From the entries that follow, copy every line with the word "circle".

Items from an interface collection
= = = = = = =
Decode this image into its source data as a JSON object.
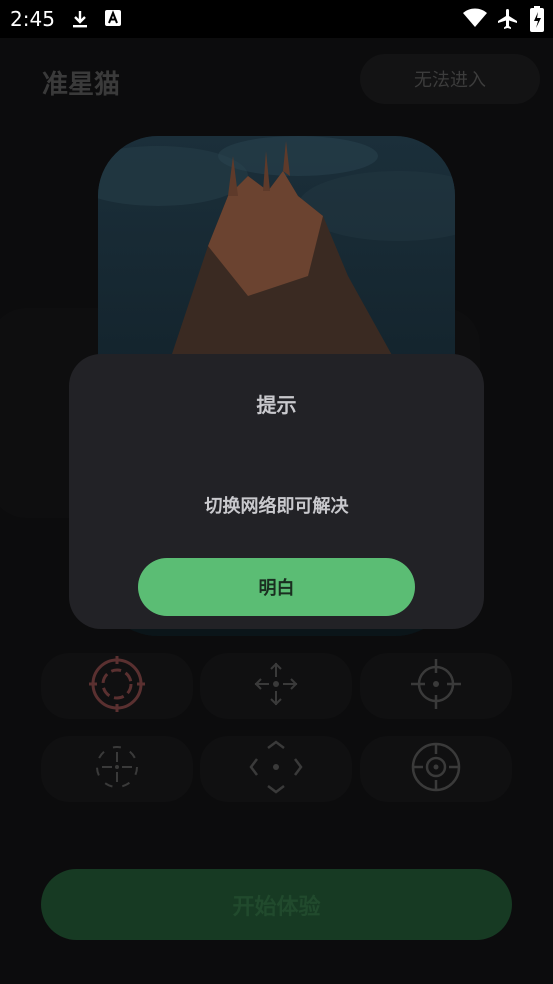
{
  "status_bar": {
    "time": "2:45",
    "icons": [
      "download-icon",
      "a-notification-icon",
      "wifi-icon",
      "airplane-icon",
      "battery-charging-icon"
    ]
  },
  "header": {
    "app_title": "准星猫",
    "cant_enter_label": "无法进入"
  },
  "crosshair_grid": {
    "items": [
      {
        "icon": "crosshair-circle-red-icon"
      },
      {
        "icon": "crosshair-arrows-icon"
      },
      {
        "icon": "crosshair-circle-dot-icon"
      },
      {
        "icon": "crosshair-dashed-icon"
      },
      {
        "icon": "crosshair-diamond-icon"
      },
      {
        "icon": "crosshair-scope-icon"
      }
    ]
  },
  "start_button_label": "开始体验",
  "dialog": {
    "title": "提示",
    "message": "切换网络即可解决",
    "ok_label": "明白"
  },
  "colors": {
    "accent_green": "#5bbd74",
    "dialog_bg": "#222226",
    "crosshair_red": "#5a3030"
  }
}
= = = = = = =
# ANSWER TO THIS EXERCISE
        "icon": "crosshair-circle-red-icon"
        "icon": "crosshair-circle-dot-icon"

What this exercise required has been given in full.